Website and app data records
★ ★ ★ ★ ★

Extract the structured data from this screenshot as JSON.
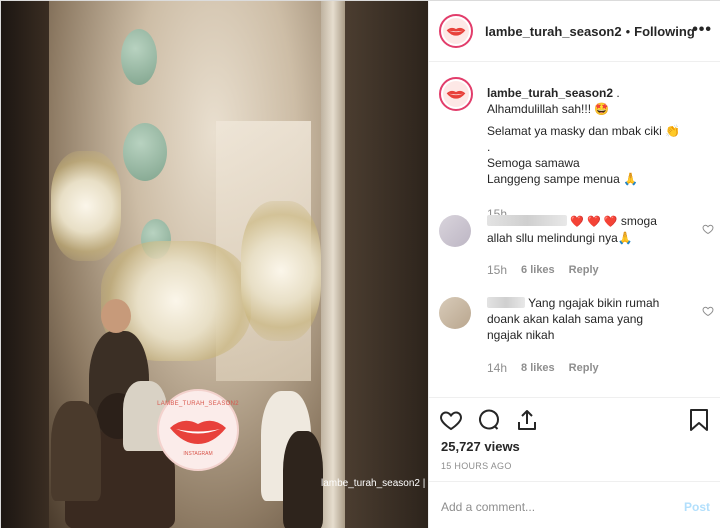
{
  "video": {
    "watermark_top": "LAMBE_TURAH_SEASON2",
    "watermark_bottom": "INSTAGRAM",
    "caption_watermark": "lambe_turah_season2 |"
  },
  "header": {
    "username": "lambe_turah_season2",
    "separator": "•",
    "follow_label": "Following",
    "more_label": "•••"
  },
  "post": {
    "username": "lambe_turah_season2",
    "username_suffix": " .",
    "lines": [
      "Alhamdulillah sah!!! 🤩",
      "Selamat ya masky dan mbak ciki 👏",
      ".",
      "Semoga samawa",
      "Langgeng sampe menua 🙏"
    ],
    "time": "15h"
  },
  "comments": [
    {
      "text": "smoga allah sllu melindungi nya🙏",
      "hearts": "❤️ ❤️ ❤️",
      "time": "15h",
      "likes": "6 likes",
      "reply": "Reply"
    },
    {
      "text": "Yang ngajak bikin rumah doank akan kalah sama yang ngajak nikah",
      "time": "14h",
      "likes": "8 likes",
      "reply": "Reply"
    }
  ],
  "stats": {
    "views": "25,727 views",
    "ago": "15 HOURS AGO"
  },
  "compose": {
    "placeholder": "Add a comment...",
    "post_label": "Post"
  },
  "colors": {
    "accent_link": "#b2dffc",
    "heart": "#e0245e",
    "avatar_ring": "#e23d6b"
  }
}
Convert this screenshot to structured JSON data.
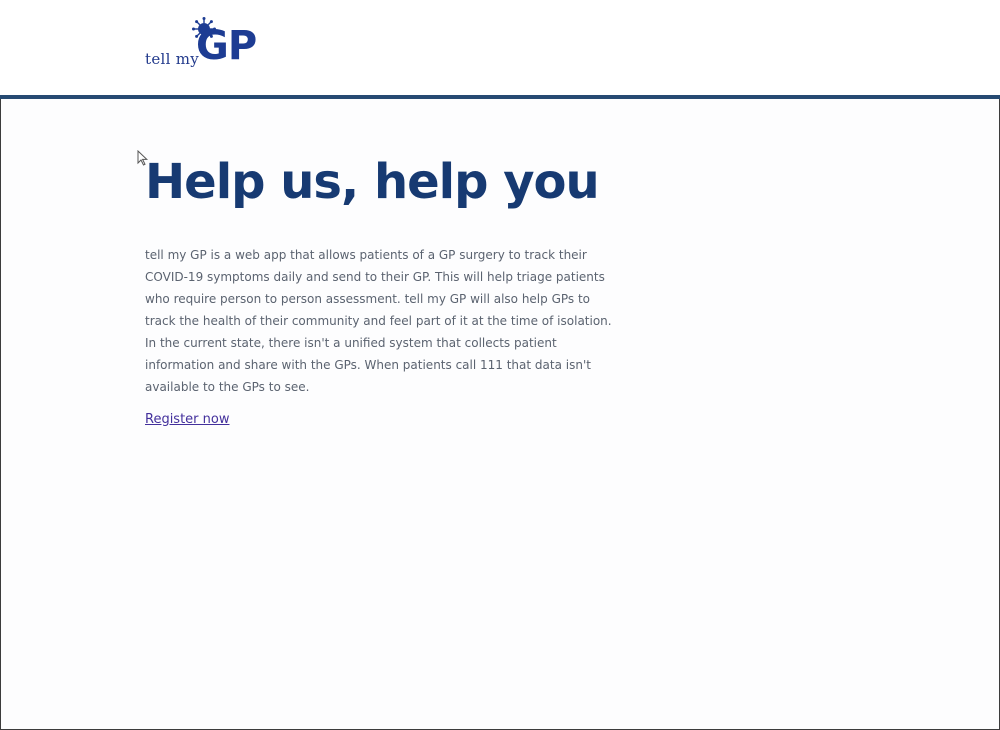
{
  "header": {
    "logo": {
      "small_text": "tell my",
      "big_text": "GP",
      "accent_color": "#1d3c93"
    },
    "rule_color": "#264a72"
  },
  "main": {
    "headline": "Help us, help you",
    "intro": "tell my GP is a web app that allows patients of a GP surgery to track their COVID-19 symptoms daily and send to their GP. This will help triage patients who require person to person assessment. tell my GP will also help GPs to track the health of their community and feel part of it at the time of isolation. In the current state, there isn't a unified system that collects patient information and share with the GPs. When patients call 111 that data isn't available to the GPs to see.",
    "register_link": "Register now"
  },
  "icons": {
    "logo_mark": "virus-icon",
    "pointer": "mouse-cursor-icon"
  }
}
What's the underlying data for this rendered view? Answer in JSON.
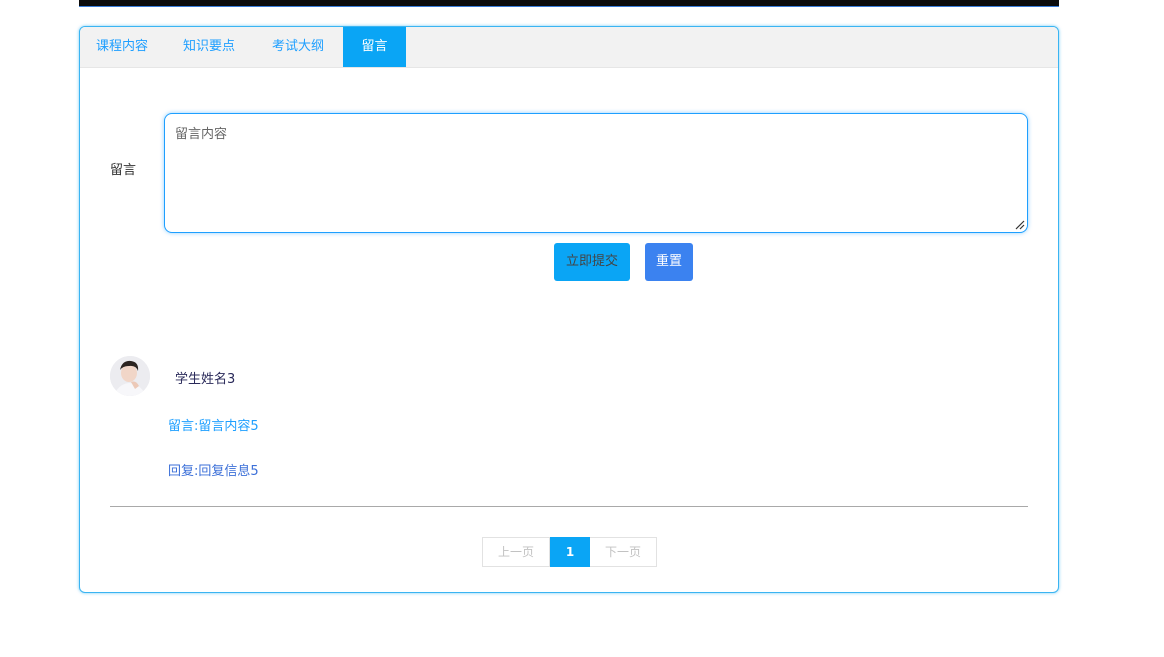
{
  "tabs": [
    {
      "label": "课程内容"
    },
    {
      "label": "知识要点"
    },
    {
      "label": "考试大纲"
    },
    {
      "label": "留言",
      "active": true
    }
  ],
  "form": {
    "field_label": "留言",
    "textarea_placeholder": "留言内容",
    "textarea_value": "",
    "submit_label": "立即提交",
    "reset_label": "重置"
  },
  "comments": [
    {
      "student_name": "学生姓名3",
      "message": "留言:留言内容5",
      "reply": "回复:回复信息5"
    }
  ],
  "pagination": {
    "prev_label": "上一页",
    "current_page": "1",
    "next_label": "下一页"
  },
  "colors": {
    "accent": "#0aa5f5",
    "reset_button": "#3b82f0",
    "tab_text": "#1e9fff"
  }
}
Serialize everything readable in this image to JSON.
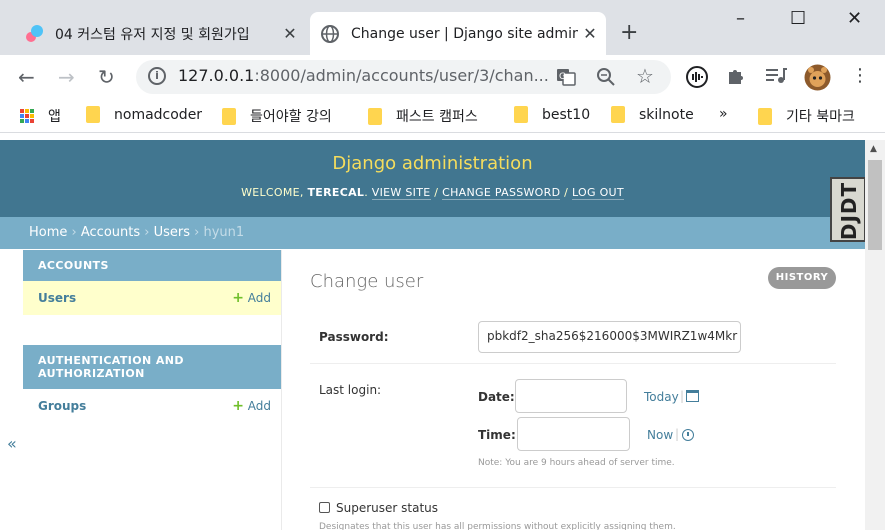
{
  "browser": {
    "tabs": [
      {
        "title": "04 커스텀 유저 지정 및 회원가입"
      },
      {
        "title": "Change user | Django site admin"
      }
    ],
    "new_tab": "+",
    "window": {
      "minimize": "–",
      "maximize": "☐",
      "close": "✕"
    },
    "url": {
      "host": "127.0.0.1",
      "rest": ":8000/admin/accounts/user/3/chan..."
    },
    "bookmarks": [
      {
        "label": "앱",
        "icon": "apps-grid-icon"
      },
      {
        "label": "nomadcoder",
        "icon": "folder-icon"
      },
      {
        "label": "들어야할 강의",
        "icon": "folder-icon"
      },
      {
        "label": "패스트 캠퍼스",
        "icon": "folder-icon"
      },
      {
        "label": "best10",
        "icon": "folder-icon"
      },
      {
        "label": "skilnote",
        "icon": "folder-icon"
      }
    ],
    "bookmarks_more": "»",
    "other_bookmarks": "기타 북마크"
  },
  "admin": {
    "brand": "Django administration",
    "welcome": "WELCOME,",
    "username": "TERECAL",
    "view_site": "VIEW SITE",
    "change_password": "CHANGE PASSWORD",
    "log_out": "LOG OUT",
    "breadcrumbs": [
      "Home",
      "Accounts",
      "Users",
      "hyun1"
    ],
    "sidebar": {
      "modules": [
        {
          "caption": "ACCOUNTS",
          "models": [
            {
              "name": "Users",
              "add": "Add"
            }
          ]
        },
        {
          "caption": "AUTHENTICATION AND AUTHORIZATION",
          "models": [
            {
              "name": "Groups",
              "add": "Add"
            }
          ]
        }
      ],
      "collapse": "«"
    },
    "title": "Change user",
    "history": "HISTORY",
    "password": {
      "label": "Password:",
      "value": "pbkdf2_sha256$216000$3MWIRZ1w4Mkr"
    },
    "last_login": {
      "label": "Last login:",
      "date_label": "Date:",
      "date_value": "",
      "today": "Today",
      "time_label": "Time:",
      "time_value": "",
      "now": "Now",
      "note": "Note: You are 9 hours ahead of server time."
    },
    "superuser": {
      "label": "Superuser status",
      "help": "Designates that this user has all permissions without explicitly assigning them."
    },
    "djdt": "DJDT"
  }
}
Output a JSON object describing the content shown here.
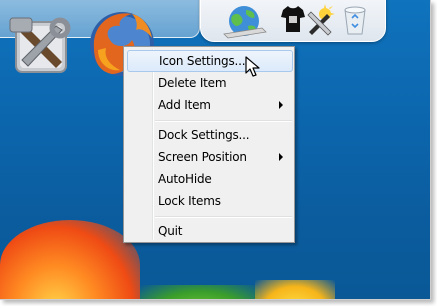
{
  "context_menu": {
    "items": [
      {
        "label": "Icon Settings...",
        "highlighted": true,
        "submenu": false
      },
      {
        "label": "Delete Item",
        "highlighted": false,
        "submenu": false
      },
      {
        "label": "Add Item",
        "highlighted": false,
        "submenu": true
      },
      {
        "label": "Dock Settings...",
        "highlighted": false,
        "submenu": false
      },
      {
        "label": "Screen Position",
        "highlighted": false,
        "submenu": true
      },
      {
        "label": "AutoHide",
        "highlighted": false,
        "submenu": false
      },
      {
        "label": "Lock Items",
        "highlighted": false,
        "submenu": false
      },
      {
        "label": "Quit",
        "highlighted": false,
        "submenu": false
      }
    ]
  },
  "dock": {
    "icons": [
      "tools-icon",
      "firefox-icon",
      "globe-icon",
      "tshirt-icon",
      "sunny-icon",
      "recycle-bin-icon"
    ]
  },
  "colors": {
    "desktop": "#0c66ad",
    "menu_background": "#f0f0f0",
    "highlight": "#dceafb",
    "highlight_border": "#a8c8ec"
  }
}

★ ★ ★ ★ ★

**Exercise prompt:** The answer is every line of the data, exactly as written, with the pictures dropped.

**Answer to this problem:**
Extract the structured data from this screenshot as JSON.
{
  "video": {
    "watermark_top": "LAMBE_TURAH_SEASON2",
    "watermark_bottom": "INSTAGRAM",
    "caption_watermark": "lambe_turah_season2 |"
  },
  "header": {
    "username": "lambe_turah_season2",
    "separator": "•",
    "follow_label": "Following",
    "more_label": "•••"
  },
  "post": {
    "username": "lambe_turah_season2",
    "username_suffix": " .",
    "lines": [
      "Alhamdulillah sah!!! 🤩",
      "Selamat ya masky dan mbak ciki 👏",
      ".",
      "Semoga samawa",
      "Langgeng sampe menua 🙏"
    ],
    "time": "15h"
  },
  "comments": [
    {
      "text": "smoga allah sllu melindungi nya🙏",
      "hearts": "❤️ ❤️ ❤️",
      "time": "15h",
      "likes": "6 likes",
      "reply": "Reply"
    },
    {
      "text": "Yang ngajak bikin rumah doank akan kalah sama yang ngajak nikah",
      "time": "14h",
      "likes": "8 likes",
      "reply": "Reply"
    }
  ],
  "stats": {
    "views": "25,727 views",
    "ago": "15 HOURS AGO"
  },
  "compose": {
    "placeholder": "Add a comment...",
    "post_label": "Post"
  },
  "colors": {
    "accent_link": "#b2dffc",
    "heart": "#e0245e",
    "avatar_ring": "#e23d6b"
  }
}
Convert this screenshot to structured JSON data.
{
  "header": {
    "logo": {
      "small_text": "tell my",
      "big_text": "GP",
      "accent_color": "#1d3c93"
    },
    "rule_color": "#264a72"
  },
  "main": {
    "headline": "Help us, help you",
    "intro": "tell my GP is a web app that allows patients of a GP surgery to track their COVID-19 symptoms daily and send to their GP. This will help triage patients who require person to person assessment. tell my GP will also help GPs to track the health of their community and feel part of it at the time of isolation. In the current state, there isn't a unified system that collects patient information and share with the GPs. When patients call 111 that data isn't available to the GPs to see.",
    "register_link": "Register now"
  },
  "icons": {
    "logo_mark": "virus-icon",
    "pointer": "mouse-cursor-icon"
  }
}
What's the underlying data for this rendered view? Answer in JSON.
{
  "tabs": [
    {
      "label": "课程内容"
    },
    {
      "label": "知识要点"
    },
    {
      "label": "考试大纲"
    },
    {
      "label": "留言",
      "active": true
    }
  ],
  "form": {
    "field_label": "留言",
    "textarea_placeholder": "留言内容",
    "textarea_value": "",
    "submit_label": "立即提交",
    "reset_label": "重置"
  },
  "comments": [
    {
      "student_name": "学生姓名3",
      "message": "留言:留言内容5",
      "reply": "回复:回复信息5"
    }
  ],
  "pagination": {
    "prev_label": "上一页",
    "current_page": "1",
    "next_label": "下一页"
  },
  "colors": {
    "accent": "#0aa5f5",
    "reset_button": "#3b82f0",
    "tab_text": "#1e9fff"
  }
}
Serialize everything readable in this image to JSON.
{
  "browser": {
    "tabs": [
      {
        "title": "04 커스텀 유저 지정 및 회원가입"
      },
      {
        "title": "Change user | Django site admin"
      }
    ],
    "new_tab": "+",
    "window": {
      "minimize": "–",
      "maximize": "☐",
      "close": "✕"
    },
    "url": {
      "host": "127.0.0.1",
      "rest": ":8000/admin/accounts/user/3/chan..."
    },
    "bookmarks": [
      {
        "label": "앱",
        "icon": "apps-grid-icon"
      },
      {
        "label": "nomadcoder",
        "icon": "folder-icon"
      },
      {
        "label": "들어야할 강의",
        "icon": "folder-icon"
      },
      {
        "label": "패스트 캠퍼스",
        "icon": "folder-icon"
      },
      {
        "label": "best10",
        "icon": "folder-icon"
      },
      {
        "label": "skilnote",
        "icon": "folder-icon"
      }
    ],
    "bookmarks_more": "»",
    "other_bookmarks": "기타 북마크"
  },
  "admin": {
    "brand": "Django administration",
    "welcome": "WELCOME,",
    "username": "TERECAL",
    "view_site": "VIEW SITE",
    "change_password": "CHANGE PASSWORD",
    "log_out": "LOG OUT",
    "breadcrumbs": [
      "Home",
      "Accounts",
      "Users",
      "hyun1"
    ],
    "sidebar": {
      "modules": [
        {
          "caption": "ACCOUNTS",
          "models": [
            {
              "name": "Users",
              "add": "Add"
            }
          ]
        },
        {
          "caption": "AUTHENTICATION AND AUTHORIZATION",
          "models": [
            {
              "name": "Groups",
              "add": "Add"
            }
          ]
        }
      ],
      "collapse": "«"
    },
    "title": "Change user",
    "history": "HISTORY",
    "password": {
      "label": "Password:",
      "value": "pbkdf2_sha256$216000$3MWIRZ1w4Mkr"
    },
    "last_login": {
      "label": "Last login:",
      "date_label": "Date:",
      "date_value": "",
      "today": "Today",
      "time_label": "Time:",
      "time_value": "",
      "now": "Now",
      "note": "Note: You are 9 hours ahead of server time."
    },
    "superuser": {
      "label": "Superuser status",
      "help": "Designates that this user has all permissions without explicitly assigning them."
    },
    "djdt": "DJDT"
  }
}
Output a JSON object describing the content shown here.
{
  "context_menu": {
    "items": [
      {
        "label": "Icon Settings...",
        "highlighted": true,
        "submenu": false
      },
      {
        "label": "Delete Item",
        "highlighted": false,
        "submenu": false
      },
      {
        "label": "Add Item",
        "highlighted": false,
        "submenu": true
      },
      {
        "label": "Dock Settings...",
        "highlighted": false,
        "submenu": false
      },
      {
        "label": "Screen Position",
        "highlighted": false,
        "submenu": true
      },
      {
        "label": "AutoHide",
        "highlighted": false,
        "submenu": false
      },
      {
        "label": "Lock Items",
        "highlighted": false,
        "submenu": false
      },
      {
        "label": "Quit",
        "highlighted": false,
        "submenu": false
      }
    ]
  },
  "dock": {
    "icons": [
      "tools-icon",
      "firefox-icon",
      "globe-icon",
      "tshirt-icon",
      "sunny-icon",
      "recycle-bin-icon"
    ]
  },
  "colors": {
    "desktop": "#0c66ad",
    "menu_background": "#f0f0f0",
    "highlight": "#dceafb",
    "highlight_border": "#a8c8ec"
  }
}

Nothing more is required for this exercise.